The most recognizable person in African American history for my three-year-old son is President Barack Obama. A.J. has seen the president on the news making speeches. Ask A.J. what he wants to be when he grows up and he’ll reply: “I’m going to be the president.” I even dressed him as President Obama for his first Halloween when he was just seven months old.
The Kinsey Collection
I was recently introduced to The Kinsey Collection: Shared Treasures of Bernard and Shirley Kinsey – Where Art and History Intersect. It’s a traveling art exhibit that’s been featured on 60 Minutes and other national media. The Kinsey Collection is also part of a national tour presented by Well Fargo Bank to mark the 150th anniversary of the Emancipation Proclamation. There’s also a 198-page coffee table book with images from the art collection. It’s filled with untold stories of Black history with paintings, documents and artifacts from Africa, Europe and the United States.

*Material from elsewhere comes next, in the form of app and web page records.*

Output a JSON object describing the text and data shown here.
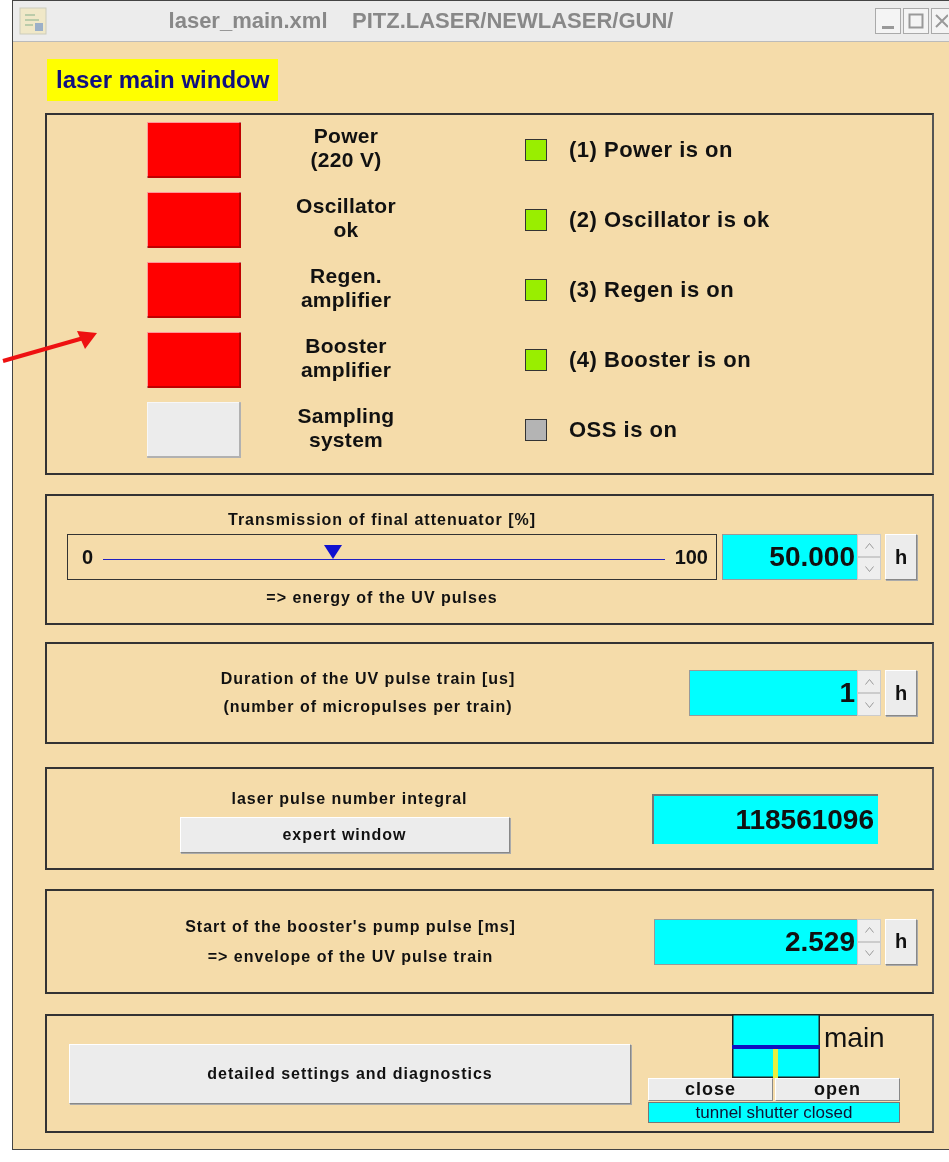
{
  "window": {
    "title": "laser_main.xml    PITZ.LASER/NEWLASER/GUN/"
  },
  "header": "laser main window",
  "subsystems": [
    {
      "button": {
        "label": "Power\n(220 V)",
        "color": "#ff0000"
      },
      "lamp": {
        "label": "(1) Power is on",
        "color": "#99ee00"
      }
    },
    {
      "button": {
        "label": "Oscillator\nok",
        "color": "#ff0000"
      },
      "lamp": {
        "label": "(2) Oscillator is ok",
        "color": "#99ee00"
      }
    },
    {
      "button": {
        "label": "Regen.\namplifier",
        "color": "#ff0000"
      },
      "lamp": {
        "label": "(3) Regen is on",
        "color": "#99ee00"
      }
    },
    {
      "button": {
        "label": "Booster\namplifier",
        "color": "#ff0000"
      },
      "lamp": {
        "label": "(4) Booster is on",
        "color": "#99ee00"
      }
    },
    {
      "button": {
        "label": "Sampling\nsystem",
        "color": "#ececec"
      },
      "lamp": {
        "label": "OSS is on",
        "color": "#b4b4b4"
      }
    }
  ],
  "attenuator": {
    "title": "Transmission of final attenuator [%]",
    "min": "0",
    "max": "100",
    "level": 0.41,
    "value": "50.000",
    "history_button": "h",
    "subtitle": "=> energy of the UV pulses"
  },
  "duration": {
    "label": "Duration of the UV pulse train [us]\n(number of micropulses per train)",
    "value": "1",
    "history_button": "h"
  },
  "pulse_integral": {
    "label": "laser pulse number integral",
    "button": "expert window",
    "value": "118561096"
  },
  "booster_pump": {
    "label": "Start of the booster's pump pulse [ms]\n=> envelope of the UV pulse train",
    "value": "2.529",
    "history_button": "h"
  },
  "footer": {
    "button": "detailed settings and diagnostics",
    "shutter": {
      "label": "main",
      "close_button": "close",
      "open_button": "open",
      "status": "tunnel shutter closed"
    }
  }
}
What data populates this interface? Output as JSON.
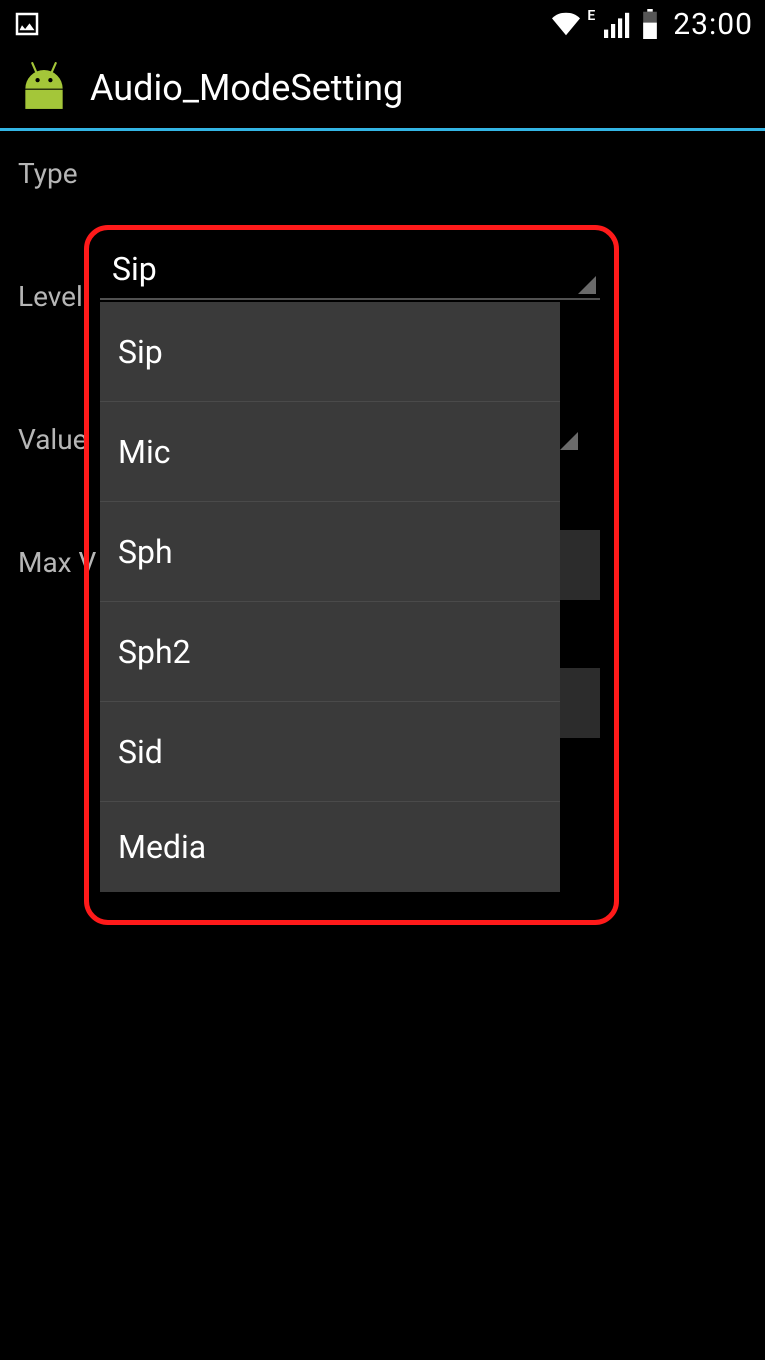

All of those stories have led us to a day when my son can see a U.S. president who looks like him. In this video actor Lance Gross introduces us to the first African Americans to serve in the U.S. Congress. Their efforts laid the groundwork for President Obama.
Since we live in Atlanta, the birthplace of Dr. Martin Luther King Jr., he’s also learning more about the civil rights leader. A.J. has noticed Dr. King’s name on signs around the city and on a recent visit to the Atlanta History Center.
Have you heard of Josiah Walls, Benjamin Turner or Jefferson Long or any of the other history makers featured in the video with Lance Gross?
Why do you think these types of stories are often “untold”?
In a few weeks, I’ll share a part of my family’s history’s for #KinseyUntold.
Here’s an Instagram photo from the video shoot on-location at the Arnika Dawkins Gallery in Atlanta.
Disclosure: This post is sponsored by Wells Fargo. As always, thank you for reading our blog and supporting our sponsors.